Two adjoining warehouses in Culver City, constructed in the 1940’s, were re-designed as a performance and recording venue for an experimental performance series called the Green Umbrella, which has been produced for more than ten years by the Los Angeles Philharmonic Orchestra. The Philharmonic ultimately decided to remain in downtown Los Angeles, and the orchestra program was changed to accommodate office, production, and post production facilities for a graphics and on-line media design firm. The outdoor performance venue, the roof-top “umbrella”, originally designed for to accommodate thirty performing musicians, was retained in the second scheme. The plan is to use the umbrella sporadically for outdoor, performance related events.
The block-like volumes of the existing buildings on the site, one with a saw-tooth sky lit roof, the other with a bow-string supported roof, remain essentially as they were.
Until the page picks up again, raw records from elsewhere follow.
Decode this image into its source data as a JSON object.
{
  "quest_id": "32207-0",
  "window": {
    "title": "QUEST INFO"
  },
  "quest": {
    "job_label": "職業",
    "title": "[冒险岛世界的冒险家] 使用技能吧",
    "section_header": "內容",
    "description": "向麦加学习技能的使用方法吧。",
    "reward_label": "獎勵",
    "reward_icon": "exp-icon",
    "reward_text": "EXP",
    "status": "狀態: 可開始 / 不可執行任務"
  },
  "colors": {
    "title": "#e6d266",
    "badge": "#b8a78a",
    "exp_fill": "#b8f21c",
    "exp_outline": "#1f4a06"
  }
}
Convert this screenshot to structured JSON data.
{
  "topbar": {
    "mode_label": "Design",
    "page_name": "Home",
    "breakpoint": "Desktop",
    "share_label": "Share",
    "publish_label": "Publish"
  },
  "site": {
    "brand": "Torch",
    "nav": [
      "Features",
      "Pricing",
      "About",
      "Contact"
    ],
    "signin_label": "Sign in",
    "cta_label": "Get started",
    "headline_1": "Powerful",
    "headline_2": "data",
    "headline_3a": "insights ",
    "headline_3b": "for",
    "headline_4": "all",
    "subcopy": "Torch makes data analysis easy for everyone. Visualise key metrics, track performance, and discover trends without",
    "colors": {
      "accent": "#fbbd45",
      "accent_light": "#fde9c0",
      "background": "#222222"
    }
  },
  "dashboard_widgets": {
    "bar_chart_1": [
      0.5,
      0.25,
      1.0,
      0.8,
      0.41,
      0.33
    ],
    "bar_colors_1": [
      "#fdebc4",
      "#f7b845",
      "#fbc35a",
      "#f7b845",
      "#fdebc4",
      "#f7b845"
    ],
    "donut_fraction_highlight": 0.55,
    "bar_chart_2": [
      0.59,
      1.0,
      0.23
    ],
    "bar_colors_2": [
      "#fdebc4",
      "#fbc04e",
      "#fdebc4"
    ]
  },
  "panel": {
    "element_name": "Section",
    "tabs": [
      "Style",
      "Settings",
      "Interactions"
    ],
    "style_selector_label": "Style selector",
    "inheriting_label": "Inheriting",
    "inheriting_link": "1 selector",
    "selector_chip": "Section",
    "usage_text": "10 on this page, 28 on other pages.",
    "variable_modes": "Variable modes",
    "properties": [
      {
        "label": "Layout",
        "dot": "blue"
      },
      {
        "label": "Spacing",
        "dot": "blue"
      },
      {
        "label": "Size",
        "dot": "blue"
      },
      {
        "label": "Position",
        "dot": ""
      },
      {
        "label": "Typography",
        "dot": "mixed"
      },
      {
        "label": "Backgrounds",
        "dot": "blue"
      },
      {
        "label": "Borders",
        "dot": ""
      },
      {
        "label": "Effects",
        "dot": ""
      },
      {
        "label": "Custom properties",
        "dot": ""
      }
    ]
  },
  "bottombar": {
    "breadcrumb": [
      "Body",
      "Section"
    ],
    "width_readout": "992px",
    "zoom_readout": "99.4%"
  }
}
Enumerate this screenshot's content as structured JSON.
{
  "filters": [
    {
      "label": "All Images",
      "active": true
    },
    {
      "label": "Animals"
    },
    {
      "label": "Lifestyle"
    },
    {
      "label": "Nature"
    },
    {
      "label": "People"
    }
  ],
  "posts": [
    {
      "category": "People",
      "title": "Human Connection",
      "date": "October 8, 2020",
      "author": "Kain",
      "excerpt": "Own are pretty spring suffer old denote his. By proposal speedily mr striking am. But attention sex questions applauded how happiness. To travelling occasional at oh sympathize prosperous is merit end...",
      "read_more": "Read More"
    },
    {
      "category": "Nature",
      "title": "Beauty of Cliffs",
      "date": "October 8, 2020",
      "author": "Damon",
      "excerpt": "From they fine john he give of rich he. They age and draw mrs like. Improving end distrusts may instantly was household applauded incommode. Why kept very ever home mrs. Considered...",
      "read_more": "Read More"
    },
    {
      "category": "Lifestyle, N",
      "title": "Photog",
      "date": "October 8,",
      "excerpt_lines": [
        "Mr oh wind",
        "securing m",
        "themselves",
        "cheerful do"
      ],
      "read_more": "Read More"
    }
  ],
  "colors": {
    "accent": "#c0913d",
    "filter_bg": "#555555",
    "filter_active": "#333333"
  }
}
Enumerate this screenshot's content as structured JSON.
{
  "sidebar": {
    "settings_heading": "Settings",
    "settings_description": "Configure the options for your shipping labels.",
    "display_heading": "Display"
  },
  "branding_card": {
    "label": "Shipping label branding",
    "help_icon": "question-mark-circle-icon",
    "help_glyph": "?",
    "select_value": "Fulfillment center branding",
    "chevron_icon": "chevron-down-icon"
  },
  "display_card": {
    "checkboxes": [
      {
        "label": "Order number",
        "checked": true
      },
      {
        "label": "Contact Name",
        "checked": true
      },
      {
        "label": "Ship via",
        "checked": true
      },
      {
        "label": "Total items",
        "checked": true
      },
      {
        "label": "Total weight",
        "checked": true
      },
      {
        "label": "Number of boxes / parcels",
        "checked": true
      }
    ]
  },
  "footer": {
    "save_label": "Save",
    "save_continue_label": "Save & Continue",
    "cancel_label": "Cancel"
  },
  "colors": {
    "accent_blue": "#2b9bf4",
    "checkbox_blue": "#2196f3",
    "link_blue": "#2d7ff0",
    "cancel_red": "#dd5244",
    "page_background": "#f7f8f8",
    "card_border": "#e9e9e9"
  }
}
An entry ramp and walk, and exit stairs are added. The interiors include a lobby, four avid bays, two conference centers, large open work spaces, and twenty private offices, most of which are located on a newly constructed second floor.
The two building exteriors are differentiated both by interior use, and by exterior finishes. The shed with the bowstring roof, to be used for production space, is finished on the outside with smooth, lapped, cement board panels. The saw tooth shed, to be used for post-production facilities, is finished with corrugated cement board panels. As a consequence of the operational purposes inside, there are few windows in the building, with the exception of the glazed, executive office spaces along the entry ramp.
The defining conceptual object is an outdoor amphitheatre – the originally intended Philharmonic Orchestra venue – inserted into the north-west corner of the existing bow string building, and cantilevering over the entry ramp and walkway to the lobby. The “umbrella” is a performance arena, the slope of which is determined by the curving top chords of two original trusses, once supporting the bow-string roof, now salvaged from the corner demolition, and re-used up-side-down to define the bowl seating profile. With steel amendments, these trusses extend over the entry walk to support the cantilevered seating. A fourteen inch diameter curving steel pipe marks the existing roof edge of the bow-string structure, and the perimeter cut for the new “umbrella”. The free ends of that pipe projecting, one from the north elevation, one from the west, are, supported by a new steel truss with a curved bottom, configured with the inverted, re-used wood bow-strings as precedents for the shape. The terraced seating steps down the bowl from the edge at the building roof-top to the edge of the cantilever, where a small conductor’s podium is situated. Adjacent to the performers’ seating area, within the ring, is an irregularly shaped, blown plaster roof that both encloses a new conference space below the bowl, and provides the requisite undulating acoustic surface for music performance on the roof-top theatre.
Seventeen slumped, laminated, over-lapping glass panels, supported on a frame of steel pipes, provide a double curving, transparent canopy over the musicians’ seating. Each of the seventeen panels is unique, with matching adjacent edges facilitating the panel overlap, and supported by two stainless steel z-clips attached to the pipes at each overlapping panel edge. The construction of the bent glass umbrella roof is the first time curving, laminated glass has been successfully engineered, fabricated, and installed.
Access to the “umbrella” is from a second floor deck, or a stair from the first floor below. Directly under the umbrella is a twenty-five foot high, glass enclosed, multi-media equipped conference space.
17,000 square feet
John Bencher, Paul Groh, Christine Lawson, Scott Nakao, Austin Kelly, Augis Gedgaudas, Tim Burnett, Dolan Daggett, Don Dimster, Stuart Magruder, Emil Mertzel, Iris Regn, Scott Hunter
Structural: Englekirk and Sabol
Electrical: Silver, Roth and Associates
MEP: Fruchtman and Associates
Glass Structural: Advanced Structures Incorporated
Los Angeles Urban Beautification Award, 2000
Saflex Glass Design Award, 2000
DuPont Benedictus Award for Innovation in the Architectural Use of Laminated Glass, 2000
AIA/LA Honor Award for Design, 1999